On black holes and buried leads
Updated: May 19, 2022
What makes good writing? If you're Faulkner: language gymnastics. If you're a salesperson: persuasion. If you're a news writer: clarity. If you're my 8-year-old: remembering the apostrophes.
It all depends on the writer and the purpose.
I’ve spent the past 13 years teaching college journalism students how to write more cleanly. Some struggle with writing because they learned it the wrong way. They learned that big words and complex sentences make you sound smart. They learned that you need to reach the assigned word count at all costs. They learned to trade their own voice for that of some imaginary all-knowing “essay voice” that isn’t natural. Also, their only audience has been their teacher, red pen in hand. A grader, while performing an important service, is not a substitute for a real reader.
A lot of my work at the university level involves undoing bad habits or unraveling misunderstandings. You need to know your audience, first. What does your audience want from you? Often the answer is entertainment and information. They want to enjoy reading, and they want to learn something.
My students often start out articles with statements from Captain Obvious. For example, if the news is that astronomers captured the first image of the black hole at the center of the Milky Way, they’ll start their story with something like “The Milky Way is our galaxy, and it’s full of mystery.” Um, yeah. We know. BUT WHAT ABOUT THE FIRST PICTURE OF THE BLACK HOLE?! I think they’re scared to go near the heart of the topic. They’re scared to be an authority on something they just learned themselves. But that’s why research is important: It empowers you to overcome that issue.
Think about it this way, I tell them. If you have two friends, Logan and Riley, and they have been dating for three years and then Logan cheats on Riley with Taylor, you don’t rush up to your mutual friend and say: “Guess what? Logan and Riley have been together for three years!” You say: “Guess what?! Logan slept with Taylor and broke Riley’s heart.” You naturally know, in everyday gossip, not to lead with the background.

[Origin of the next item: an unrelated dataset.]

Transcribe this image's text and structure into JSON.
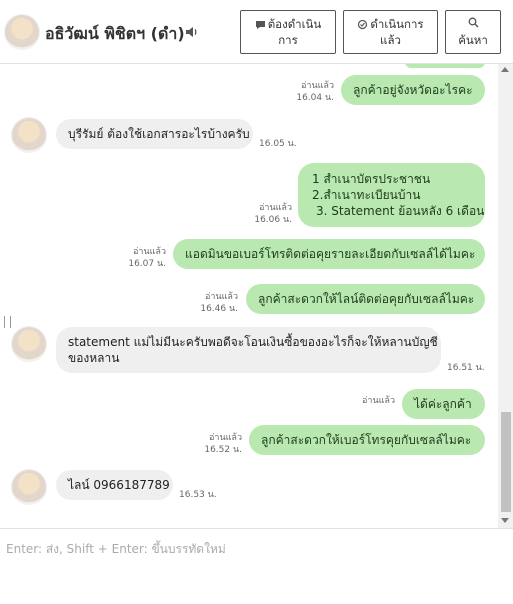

Of course, in fiction, you’re more than welcome to bury the lead. Burying the lead can be the whole point. Imagine if Shakespeare had been a journalist and started the play with Romeo and Juliet killing themselves. It would have been a one-line play. That’s why writers need to know the purpose of any piece of writing. Are you writing to inform a reader about what’s going on in the world or is your goal to captivate theatergoers with a wonderful love story and then deliver an emotional blow at the end that will ruin the rest of their day? (We news writers know how to ruin a day with tragedy, too, but we usually do it in the first sentence and then let you get on with your coffee and the Wordle.)
Sometimes students want to lead with the date or place. They want to write: “On Saturday, in Chicago, 500 people marched in protest against deep dish pizza.” But what if every article in the paper on any given day started with the date and place? Then every article in Sunday’s Chicago Tribune would lead: “On Saturday, in Chicago.”
Tell the readers something new. Be specific. Give them details. Make it pop.
Usually, this means you have to use more than just what’s in your head. Much to my students’ chagrin, you often need to do research or conduct interviews.
Even for this silly first-person blog post, I had to look stuff up so I could make accurate references that helped illustrate points. I Googled Faulkner to make sure I remembered him correctly. After all, it’s been a while since I read half of “Absalom, Absalom!” before abandoning it. I re-read the story about the black hole to make sure that was the first image and not just the first good one. I even searched “gender neutral names” because I wanted to be inclusive in my hypothetical love triangle example.
If you want to reach readers, you need new information and an original voice. Know your audience, your purpose and yourself, and you’ll be good to go.